Guest Post by Stefanie Layne

Without cash, a company can’t survive. That’s the problem for some firms, but there’s an equally disturbing issue plaguing other companies and stymying their growth. They have cash but lack a definitive handle on how much is available in their coffers at any given time. This is because they’re still relying solely on traditional or indirect cash flow forecasting based on quarter-end financial statements. Why wait on that retrospective view when you can see what’s happening long before quarter-end? As the Director of Treasury at Unity Technologies, the latter option is infinitely more useful to me. That’s why I’m a huge proponent of direct cash flow forecasting, which is a method for monitoring real-time cash inflows and outflows to more accurately and confidently predict your true cash position in order to make more informed strategic decisions. In a nutshell, here’s my process for successfully adopting direct cash flow forecasting.

Step 1: Pull the Bank Reports

Start where the money’s located—your bank accounts. Identify every company bank and investment account. For each one, note all deposits and withdrawals made over the last several months.

Step 2: Identify What's Coming In and Going Out

Dig into each transaction to specifically identify its source and note its timing within the month. With cash inflows, make sure to capture the sources within each of these categories:

  • Customer payments
  • Earned interest
  • Investment earnings
  • Sale of physical assets
  • Sale of investments
  • Capital influx

For cash outflows, do the same for these:

  • Payroll
  • Vendor payments
  • Interest payments
  • Tax payments
  • Purchases of physical assets
  • Investment purchases
  • Dividend and stock buyback payments

At the end of this process, you should have a real understanding of the vast majority of your company’s incoming and outgoing transactions—rather than a vague idea.

Step 3: Locate Information Sources

Now, you want to map each of those transaction types back to the department or staff who:

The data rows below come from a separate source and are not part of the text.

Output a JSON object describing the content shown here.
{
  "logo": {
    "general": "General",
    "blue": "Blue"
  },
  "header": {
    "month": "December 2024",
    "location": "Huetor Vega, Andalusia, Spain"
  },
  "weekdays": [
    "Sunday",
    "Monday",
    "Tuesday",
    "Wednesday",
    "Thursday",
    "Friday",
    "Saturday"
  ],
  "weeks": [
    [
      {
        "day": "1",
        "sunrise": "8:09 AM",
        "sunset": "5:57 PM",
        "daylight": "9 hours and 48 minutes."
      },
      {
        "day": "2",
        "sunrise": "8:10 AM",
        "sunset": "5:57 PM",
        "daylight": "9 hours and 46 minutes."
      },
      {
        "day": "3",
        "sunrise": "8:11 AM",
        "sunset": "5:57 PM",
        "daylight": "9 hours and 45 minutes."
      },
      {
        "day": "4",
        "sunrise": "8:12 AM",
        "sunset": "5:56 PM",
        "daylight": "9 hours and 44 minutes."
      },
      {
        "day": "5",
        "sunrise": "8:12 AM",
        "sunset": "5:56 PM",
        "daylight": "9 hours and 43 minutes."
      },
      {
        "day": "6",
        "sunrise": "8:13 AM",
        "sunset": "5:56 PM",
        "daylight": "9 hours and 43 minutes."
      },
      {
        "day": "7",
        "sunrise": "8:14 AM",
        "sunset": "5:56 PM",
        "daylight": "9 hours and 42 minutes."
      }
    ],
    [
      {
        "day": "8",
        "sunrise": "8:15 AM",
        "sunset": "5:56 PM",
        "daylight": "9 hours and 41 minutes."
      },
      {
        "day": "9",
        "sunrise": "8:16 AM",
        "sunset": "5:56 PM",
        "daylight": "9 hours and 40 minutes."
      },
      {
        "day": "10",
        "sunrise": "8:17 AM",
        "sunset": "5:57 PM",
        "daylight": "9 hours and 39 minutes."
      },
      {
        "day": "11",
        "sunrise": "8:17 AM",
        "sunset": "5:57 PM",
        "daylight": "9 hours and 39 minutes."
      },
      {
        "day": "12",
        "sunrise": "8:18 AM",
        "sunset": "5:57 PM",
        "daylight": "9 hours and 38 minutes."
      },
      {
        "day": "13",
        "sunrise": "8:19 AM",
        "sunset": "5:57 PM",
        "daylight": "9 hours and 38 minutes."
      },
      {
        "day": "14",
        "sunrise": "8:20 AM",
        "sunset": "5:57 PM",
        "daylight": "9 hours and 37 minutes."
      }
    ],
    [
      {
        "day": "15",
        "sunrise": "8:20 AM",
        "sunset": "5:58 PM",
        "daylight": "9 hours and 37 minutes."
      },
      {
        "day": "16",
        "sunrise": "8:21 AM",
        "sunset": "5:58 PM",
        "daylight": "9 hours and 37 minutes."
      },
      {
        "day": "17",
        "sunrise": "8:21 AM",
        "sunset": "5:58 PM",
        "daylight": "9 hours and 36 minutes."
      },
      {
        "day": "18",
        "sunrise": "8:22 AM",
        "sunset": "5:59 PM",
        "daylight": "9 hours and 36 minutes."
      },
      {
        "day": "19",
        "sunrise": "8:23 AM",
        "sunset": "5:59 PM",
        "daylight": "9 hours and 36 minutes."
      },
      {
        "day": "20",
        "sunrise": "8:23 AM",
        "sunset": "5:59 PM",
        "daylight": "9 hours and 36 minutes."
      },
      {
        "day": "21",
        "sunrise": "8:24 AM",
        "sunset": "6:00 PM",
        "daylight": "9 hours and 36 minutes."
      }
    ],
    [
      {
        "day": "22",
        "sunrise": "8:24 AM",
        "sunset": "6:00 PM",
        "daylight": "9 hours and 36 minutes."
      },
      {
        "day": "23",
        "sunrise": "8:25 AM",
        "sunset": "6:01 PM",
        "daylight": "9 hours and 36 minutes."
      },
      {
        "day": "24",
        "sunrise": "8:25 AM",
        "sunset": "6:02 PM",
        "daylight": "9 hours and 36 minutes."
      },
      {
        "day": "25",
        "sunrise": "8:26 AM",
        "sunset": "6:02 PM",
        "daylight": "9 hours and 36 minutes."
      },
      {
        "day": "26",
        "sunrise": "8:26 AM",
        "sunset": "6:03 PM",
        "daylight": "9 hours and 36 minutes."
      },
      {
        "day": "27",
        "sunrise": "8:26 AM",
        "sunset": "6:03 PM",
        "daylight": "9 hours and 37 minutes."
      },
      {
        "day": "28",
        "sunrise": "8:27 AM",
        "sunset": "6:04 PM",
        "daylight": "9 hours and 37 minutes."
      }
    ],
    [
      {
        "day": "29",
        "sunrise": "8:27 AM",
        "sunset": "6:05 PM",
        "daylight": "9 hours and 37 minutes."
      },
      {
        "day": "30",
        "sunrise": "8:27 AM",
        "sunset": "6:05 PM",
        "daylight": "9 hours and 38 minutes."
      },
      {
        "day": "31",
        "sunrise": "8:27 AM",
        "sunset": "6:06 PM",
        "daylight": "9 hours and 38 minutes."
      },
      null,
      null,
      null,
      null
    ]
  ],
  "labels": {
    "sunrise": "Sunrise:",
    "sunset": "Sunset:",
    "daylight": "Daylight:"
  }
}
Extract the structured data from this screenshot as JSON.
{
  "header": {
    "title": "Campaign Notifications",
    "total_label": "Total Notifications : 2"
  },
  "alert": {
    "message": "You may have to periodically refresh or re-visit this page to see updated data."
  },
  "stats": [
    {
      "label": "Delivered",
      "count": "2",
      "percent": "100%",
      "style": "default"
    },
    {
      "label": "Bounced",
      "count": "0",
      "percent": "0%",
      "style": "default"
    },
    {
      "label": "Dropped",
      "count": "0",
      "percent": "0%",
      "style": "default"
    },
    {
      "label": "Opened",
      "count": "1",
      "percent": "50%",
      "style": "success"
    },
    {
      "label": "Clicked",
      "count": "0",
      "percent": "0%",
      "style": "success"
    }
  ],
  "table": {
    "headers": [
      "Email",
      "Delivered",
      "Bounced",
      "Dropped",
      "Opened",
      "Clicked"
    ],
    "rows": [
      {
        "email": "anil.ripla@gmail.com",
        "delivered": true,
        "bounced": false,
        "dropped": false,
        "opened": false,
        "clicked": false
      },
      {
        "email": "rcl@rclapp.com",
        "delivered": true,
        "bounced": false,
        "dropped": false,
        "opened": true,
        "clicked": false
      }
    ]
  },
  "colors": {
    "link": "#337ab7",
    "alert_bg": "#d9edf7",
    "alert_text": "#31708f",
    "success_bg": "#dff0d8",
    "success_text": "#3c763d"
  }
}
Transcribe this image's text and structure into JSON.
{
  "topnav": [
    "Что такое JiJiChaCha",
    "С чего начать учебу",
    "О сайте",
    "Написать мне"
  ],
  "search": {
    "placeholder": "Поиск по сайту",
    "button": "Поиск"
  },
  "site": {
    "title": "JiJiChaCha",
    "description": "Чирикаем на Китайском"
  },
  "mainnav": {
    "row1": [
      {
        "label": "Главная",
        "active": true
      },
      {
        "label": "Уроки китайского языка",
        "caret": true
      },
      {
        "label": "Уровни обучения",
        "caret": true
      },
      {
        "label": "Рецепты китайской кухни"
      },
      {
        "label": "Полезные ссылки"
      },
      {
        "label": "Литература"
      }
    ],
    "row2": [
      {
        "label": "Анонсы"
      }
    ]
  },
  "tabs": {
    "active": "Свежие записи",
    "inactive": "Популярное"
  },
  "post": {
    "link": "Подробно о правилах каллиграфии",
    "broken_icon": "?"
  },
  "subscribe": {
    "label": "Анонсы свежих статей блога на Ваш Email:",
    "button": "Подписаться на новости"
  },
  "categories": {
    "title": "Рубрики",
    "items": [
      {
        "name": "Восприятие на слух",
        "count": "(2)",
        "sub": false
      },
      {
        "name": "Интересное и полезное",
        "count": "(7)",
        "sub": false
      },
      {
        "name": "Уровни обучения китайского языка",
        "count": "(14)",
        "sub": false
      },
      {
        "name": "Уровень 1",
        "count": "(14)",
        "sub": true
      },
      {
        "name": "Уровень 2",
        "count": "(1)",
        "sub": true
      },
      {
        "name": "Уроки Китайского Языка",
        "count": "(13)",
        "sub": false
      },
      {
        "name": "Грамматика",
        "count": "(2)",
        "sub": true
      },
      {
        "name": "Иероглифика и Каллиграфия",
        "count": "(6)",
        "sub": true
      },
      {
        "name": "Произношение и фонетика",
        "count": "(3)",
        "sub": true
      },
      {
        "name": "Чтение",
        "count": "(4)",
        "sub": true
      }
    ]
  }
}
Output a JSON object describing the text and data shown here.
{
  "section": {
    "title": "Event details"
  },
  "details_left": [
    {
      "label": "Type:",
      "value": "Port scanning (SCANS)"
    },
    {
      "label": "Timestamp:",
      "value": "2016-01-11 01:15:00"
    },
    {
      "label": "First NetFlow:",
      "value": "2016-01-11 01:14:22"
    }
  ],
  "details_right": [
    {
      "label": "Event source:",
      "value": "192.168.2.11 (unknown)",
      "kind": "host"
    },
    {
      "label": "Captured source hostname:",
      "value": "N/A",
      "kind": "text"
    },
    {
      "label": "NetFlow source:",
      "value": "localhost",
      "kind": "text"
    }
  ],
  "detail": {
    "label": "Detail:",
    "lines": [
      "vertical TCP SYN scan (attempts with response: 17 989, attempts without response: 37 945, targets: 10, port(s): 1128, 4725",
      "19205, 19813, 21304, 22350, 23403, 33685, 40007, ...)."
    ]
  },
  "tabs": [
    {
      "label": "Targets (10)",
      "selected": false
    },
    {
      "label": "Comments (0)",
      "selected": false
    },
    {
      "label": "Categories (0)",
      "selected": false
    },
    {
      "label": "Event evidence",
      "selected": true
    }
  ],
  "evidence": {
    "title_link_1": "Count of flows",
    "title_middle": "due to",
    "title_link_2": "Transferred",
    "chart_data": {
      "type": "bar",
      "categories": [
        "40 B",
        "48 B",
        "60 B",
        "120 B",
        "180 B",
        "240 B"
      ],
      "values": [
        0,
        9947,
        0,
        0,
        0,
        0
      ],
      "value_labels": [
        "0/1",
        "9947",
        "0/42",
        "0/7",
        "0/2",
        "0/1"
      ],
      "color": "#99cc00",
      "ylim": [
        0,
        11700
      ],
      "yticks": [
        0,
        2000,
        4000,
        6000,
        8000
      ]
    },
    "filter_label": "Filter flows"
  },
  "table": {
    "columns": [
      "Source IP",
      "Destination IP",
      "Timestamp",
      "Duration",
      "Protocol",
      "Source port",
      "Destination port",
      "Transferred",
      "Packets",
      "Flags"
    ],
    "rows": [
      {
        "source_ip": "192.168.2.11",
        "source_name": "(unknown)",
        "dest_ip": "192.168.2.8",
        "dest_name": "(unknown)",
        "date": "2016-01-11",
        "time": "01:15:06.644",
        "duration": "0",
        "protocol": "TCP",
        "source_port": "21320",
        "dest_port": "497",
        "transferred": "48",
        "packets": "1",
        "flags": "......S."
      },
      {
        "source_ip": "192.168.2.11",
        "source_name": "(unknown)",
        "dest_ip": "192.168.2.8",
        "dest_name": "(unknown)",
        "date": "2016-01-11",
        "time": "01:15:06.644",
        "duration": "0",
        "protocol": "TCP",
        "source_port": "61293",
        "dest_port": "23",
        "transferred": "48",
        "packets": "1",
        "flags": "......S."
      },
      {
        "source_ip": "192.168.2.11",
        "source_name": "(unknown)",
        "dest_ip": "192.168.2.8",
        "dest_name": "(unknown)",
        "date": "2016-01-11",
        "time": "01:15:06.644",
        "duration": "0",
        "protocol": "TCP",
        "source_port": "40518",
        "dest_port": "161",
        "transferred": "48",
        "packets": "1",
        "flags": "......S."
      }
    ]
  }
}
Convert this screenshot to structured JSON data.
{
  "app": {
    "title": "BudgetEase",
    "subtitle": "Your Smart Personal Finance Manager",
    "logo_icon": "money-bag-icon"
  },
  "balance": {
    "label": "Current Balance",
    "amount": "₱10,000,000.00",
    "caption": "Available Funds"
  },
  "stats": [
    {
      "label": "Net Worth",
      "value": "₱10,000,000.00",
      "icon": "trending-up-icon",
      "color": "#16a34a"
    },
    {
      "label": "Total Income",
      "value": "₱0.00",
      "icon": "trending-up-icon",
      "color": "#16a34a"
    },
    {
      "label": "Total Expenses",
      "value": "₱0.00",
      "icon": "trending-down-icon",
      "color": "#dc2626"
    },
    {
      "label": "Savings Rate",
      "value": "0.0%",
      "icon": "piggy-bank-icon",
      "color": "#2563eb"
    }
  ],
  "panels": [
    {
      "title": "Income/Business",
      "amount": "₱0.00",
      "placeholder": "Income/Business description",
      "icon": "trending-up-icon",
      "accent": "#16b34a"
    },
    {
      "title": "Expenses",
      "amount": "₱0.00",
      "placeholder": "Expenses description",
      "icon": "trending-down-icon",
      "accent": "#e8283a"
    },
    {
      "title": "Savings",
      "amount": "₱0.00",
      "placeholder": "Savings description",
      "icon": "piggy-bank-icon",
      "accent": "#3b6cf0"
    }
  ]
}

  • Owns the data, such as the AR or AP team
  • Manages the processes related to the transaction, such as the team who handles payroll runs
  • Influences cash flow, such as sales and customer fulfillment on the front end and collections on the back end

Step 4: Partner Up

Next, it’s crucial that you start building strong partnerships with those above-mentioned groups. For example, sit down with the AP team to learn the ins and outs of AP vendor runs. Do the same with the team who handles payroll runs and bonus payouts. And so on. Through these partnerships, you can identify ways to maximize cash flow at any given time.

Step 5: Refine, Refine, Refine

The steps to this point let you apply more logical and informed assumptions to your expected cash inflows and outflows so that you can more accurately project how and when to get cash where it needs to be at the most advantageous time. At quarter-end, compare your direct and indirect cash flow forecasts to see what impact your implementation is having on the bottom line. Then, start monitoring your real-time cash all over again and refine it once more.Want to learn more from Stefanie Layne about direct cash flow forecasting and how she connects it to the indirect cash flow forecast? Listen to Tesorio’s recent webinar, Solving the Cash Flow Disconnect.